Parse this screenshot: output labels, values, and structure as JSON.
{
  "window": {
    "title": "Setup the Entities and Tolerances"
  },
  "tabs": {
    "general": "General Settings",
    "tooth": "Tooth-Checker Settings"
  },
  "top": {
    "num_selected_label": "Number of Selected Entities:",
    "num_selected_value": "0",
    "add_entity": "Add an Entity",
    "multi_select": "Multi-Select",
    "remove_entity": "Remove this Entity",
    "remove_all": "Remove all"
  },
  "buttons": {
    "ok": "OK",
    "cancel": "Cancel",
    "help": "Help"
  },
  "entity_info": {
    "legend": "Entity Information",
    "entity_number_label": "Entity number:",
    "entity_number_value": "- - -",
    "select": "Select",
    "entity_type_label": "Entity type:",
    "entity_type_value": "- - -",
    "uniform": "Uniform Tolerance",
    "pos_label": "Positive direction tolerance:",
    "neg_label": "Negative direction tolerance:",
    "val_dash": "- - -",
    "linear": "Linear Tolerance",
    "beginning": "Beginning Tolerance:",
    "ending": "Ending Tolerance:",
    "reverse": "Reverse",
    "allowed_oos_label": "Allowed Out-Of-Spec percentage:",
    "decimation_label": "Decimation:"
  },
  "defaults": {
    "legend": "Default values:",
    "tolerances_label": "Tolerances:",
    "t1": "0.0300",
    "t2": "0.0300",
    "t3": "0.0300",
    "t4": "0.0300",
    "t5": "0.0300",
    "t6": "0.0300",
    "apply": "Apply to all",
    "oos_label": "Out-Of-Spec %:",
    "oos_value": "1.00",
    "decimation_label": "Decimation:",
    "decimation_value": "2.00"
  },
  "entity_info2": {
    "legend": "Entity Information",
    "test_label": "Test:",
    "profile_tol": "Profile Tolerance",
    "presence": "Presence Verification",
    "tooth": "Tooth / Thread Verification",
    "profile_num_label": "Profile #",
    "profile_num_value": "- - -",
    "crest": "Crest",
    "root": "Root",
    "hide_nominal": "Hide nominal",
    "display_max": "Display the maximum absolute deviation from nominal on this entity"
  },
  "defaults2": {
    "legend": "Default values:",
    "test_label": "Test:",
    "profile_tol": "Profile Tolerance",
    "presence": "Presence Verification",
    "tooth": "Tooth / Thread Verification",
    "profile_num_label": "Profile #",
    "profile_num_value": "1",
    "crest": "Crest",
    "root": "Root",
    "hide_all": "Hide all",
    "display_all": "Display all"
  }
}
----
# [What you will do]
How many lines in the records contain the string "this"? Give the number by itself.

# [Response area]
3